Since, as we now hold, the right or privilege conferred by the 1935 act was not, in a legal sense, a vested right, but was, by § 21 of that act, expressly made subject to the provisions of any amending or repealing act, and since the state has exercised the prerogative reserved to it in § 21 and has, by the act of 1939, disclaimed liability for any and all claims of right based on need other than as defined in the later act, it follows that respondent’s claim cannot now be allowed or paid, except on the basis, and to the extent, of its recognition under the 1939 act. Even though there may have been accruals upon a claim preferred under either the 1935 act or the 1937 act, payment thereof has been rightfully disclaimed. Disbursements by the director are now controlled by the 1939 act.
Respondent, however, asserts that the Conant case, supra, is controlling here. That case, in so far as respondent’s rights under the 1935 act, as amended by the 1937 act, are concerned, has no application to the present situation, for no question of the amendment or repeal of the law was there involved.
 Respondent also contends that her right became vested by reason of her having obtained a judgment. As already stated, at the time that the 1939 act became effective, there was no judgment in this case. The most that respondent had then obtained was an oral ruling by the court. The oral decision, the terms of which are not disclosed by the record, was not a judgment. It was nothing more than an announcement by the court of its conclusions on the evidence, and was subject to change by the court at
any time before the entry of a formal judgment. Robertson v. Shine, 50 Wn. 433, 97 P. 497. See, also, Russell v. B. Schade Brewing Co., 49 Wn. 362, 95 P. 327; Codd v. Von Der Ahe, 92 Wn. 529, 159 P. 686; Shaughnessy v. Northland Steamship Co., 94 Wn. 325, 162 P. 546, Ann. Cas. 1918B, 655 State ex rel. Echtle v. Card, 148 Wn. 270, 268 P. 869, 59 A.L.R. 519; State v. Crockett, 158 Wn. 152, 290 P. 873 State ex rel. Crockett v. Sutton, 159 Wn. 307, 293 P. 469 State ex rel. Mountain Development Co. v. Superior Court, 190 Wn. 183, 67 P.2d 861; State v. Lambert, 199 Wn. 367, 91 P.2d 1023; State v. Diamond Tank Transport, Inc., 200 Wn. 206, 93 P.2d 313. The 1939 act became effective prior to the entry of the judgment and hence is controlling of the method and amount of assistance.

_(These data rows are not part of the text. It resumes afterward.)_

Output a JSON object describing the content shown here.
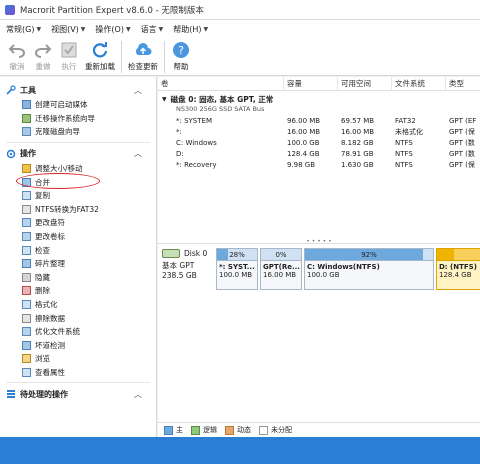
{
  "window": {
    "title": "Macrorit Partition Expert v8.6.0 - 无限制版本"
  },
  "menu": [
    {
      "label": "常规(G)"
    },
    {
      "label": "视图(V)"
    },
    {
      "label": "操作(O)"
    },
    {
      "label": "语言"
    },
    {
      "label": "帮助(H)"
    }
  ],
  "toolbar": {
    "undo": "撤消",
    "redo": "重做",
    "execute": "执行",
    "reload": "重新加载",
    "check_update": "检查更新",
    "help": "帮助"
  },
  "sidebar": {
    "tools_header": "工具",
    "tools": [
      {
        "label": "创建可启动媒体"
      },
      {
        "label": "迁移操作系统向导"
      },
      {
        "label": "克隆磁盘向导"
      }
    ],
    "ops_header": "操作",
    "ops": [
      {
        "label": "调整大小/移动"
      },
      {
        "label": "合并"
      },
      {
        "label": "复制"
      },
      {
        "label": "NTFS转换为FAT32"
      },
      {
        "label": "更改盘符"
      },
      {
        "label": "更改卷标"
      },
      {
        "label": "检查"
      },
      {
        "label": "碎片整理"
      },
      {
        "label": "隐藏"
      },
      {
        "label": "删除"
      },
      {
        "label": "格式化"
      },
      {
        "label": "擦除数据"
      },
      {
        "label": "优化文件系统"
      },
      {
        "label": "坏道检测"
      },
      {
        "label": "浏览"
      },
      {
        "label": "查看属性"
      }
    ],
    "pending_header": "待处理的操作"
  },
  "table": {
    "headers": [
      "卷",
      "容量",
      "可用空间",
      "文件系统",
      "类型"
    ],
    "disk_title": "磁盘 0: 固态, 基本 GPT, 正常",
    "disk_model": "NS300 256G SSD SATA Bus",
    "rows": [
      {
        "volume": "*: SYSTEM",
        "capacity": "96.00 MB",
        "free": "69.57 MB",
        "fs": "FAT32",
        "type": "GPT (EF"
      },
      {
        "volume": "*:",
        "capacity": "16.00 MB",
        "free": "16.00 MB",
        "fs": "未格式化",
        "type": "GPT (保"
      },
      {
        "volume": "C: Windows",
        "capacity": "100.0 GB",
        "free": "8.182 GB",
        "fs": "NTFS",
        "type": "GPT (数"
      },
      {
        "volume": "D:",
        "capacity": "128.4 GB",
        "free": "78.91 GB",
        "fs": "NTFS",
        "type": "GPT (数"
      },
      {
        "volume": "*: Recovery",
        "capacity": "9.98 GB",
        "free": "1.630 GB",
        "fs": "NTFS",
        "type": "GPT (保"
      }
    ]
  },
  "diskmap": {
    "disk_name": "Disk 0",
    "disk_type": "基本 GPT",
    "disk_size": "238.5 GB",
    "partitions": [
      {
        "pct": "28%",
        "fill": 0.28,
        "name": "*: SYST...",
        "size": "100.0 MB"
      },
      {
        "pct": "0%",
        "fill": 0.0,
        "name": "GPT(Re...",
        "size": "16.00 MB"
      },
      {
        "pct": "92%",
        "fill": 0.92,
        "name": "C: Windows(NTFS)",
        "size": "100.0 GB"
      },
      {
        "pct": "",
        "fill": 0.39,
        "name": "D: (NTFS)",
        "size": "128.4 GB"
      }
    ]
  },
  "legend": [
    "主",
    "逻辑",
    "动态",
    "未分配"
  ],
  "colors": {
    "accent": "#2a7fd4",
    "selected": "#f0b400",
    "annotation": "#d8232a"
  }
}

The cause was heard by the superior court solely upon the record transmitted to it by the department of social security. That record is now before us on the appeal. The decision of the administrative board must be deemed to be prima facie correct and must prevail unless it can be said that the evidence preponderates against it. We have carefully considered the record and are of the view that the decision is supported by the evidence and is in accordance with the mandate of the 1939 act.

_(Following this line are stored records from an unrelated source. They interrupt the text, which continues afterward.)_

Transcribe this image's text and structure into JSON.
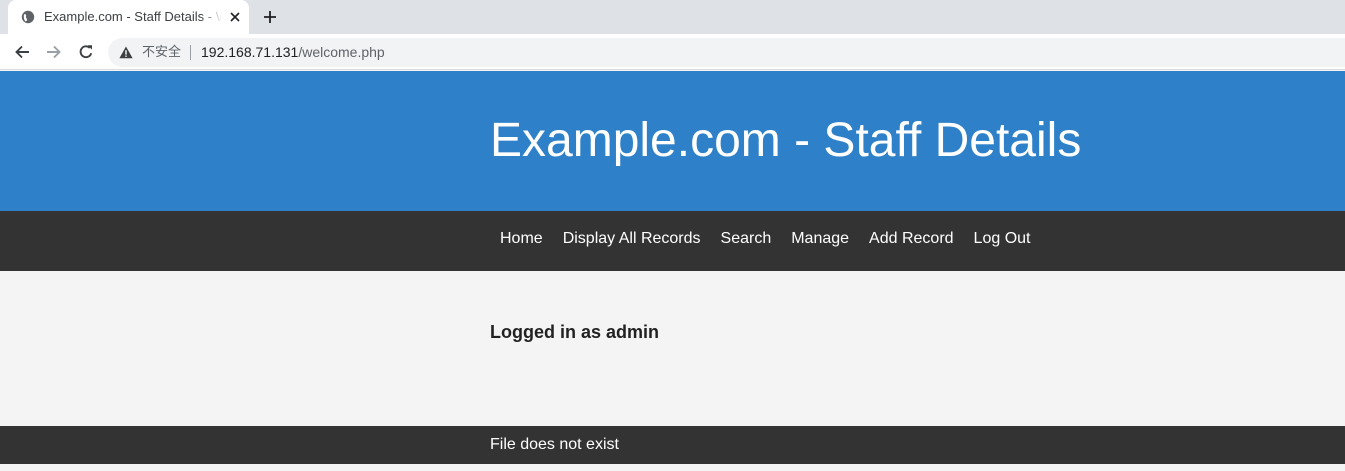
{
  "browser": {
    "tab": {
      "title": "Example.com - Staff Details - Welcome",
      "favicon": "globe-icon",
      "close_icon": "close-icon"
    },
    "new_tab_icon": "plus-icon",
    "nav": {
      "back_icon": "back-arrow-icon",
      "forward_icon": "forward-arrow-icon",
      "reload_icon": "reload-icon"
    },
    "address_bar": {
      "security_icon": "warning-triangle-icon",
      "security_label": "不安全",
      "host": "192.168.71.131",
      "path": "/welcome.php"
    }
  },
  "site": {
    "title": "Example.com - Staff Details",
    "nav": [
      {
        "label": "Home"
      },
      {
        "label": "Display All Records"
      },
      {
        "label": "Search"
      },
      {
        "label": "Manage"
      },
      {
        "label": "Add Record"
      },
      {
        "label": "Log Out"
      }
    ],
    "content": {
      "status": "Logged in as admin"
    },
    "footer": {
      "message": "File does not exist"
    }
  },
  "colors": {
    "header": "#2e81c8",
    "nav_bar": "#333333",
    "footer": "#333333",
    "body": "#f4f4f4"
  }
}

The judgment is reversed.
BEALS and JEFFERS, JJ., concur.
GERAGHTY, J., concurs in the result.
BLAKE, C.J. (dissenting)
Having qualified for a pension under Laws of 1935, chapter 182, p. 855, respondent became entitled to a monthly allowance of thirty dollars, which became vested each month until the effective date of Laws of 1939, chapter 25, p. 80. Conant v. State, 197 Wn. 21, 84 P.2d 378.
It is not necessary to obtain a judgment to enforce a right that has vested prior to the repeal or amendment of a statute under which the right accrues. See Ettor v. Tacoma, 57 Wn. 50, 106 P. 478, 107 P. 1061; 228 U.S. 148, 57 L.Ed. 773, 33 S.Ct. 428; 77 Wn. 267, 137 P. 820.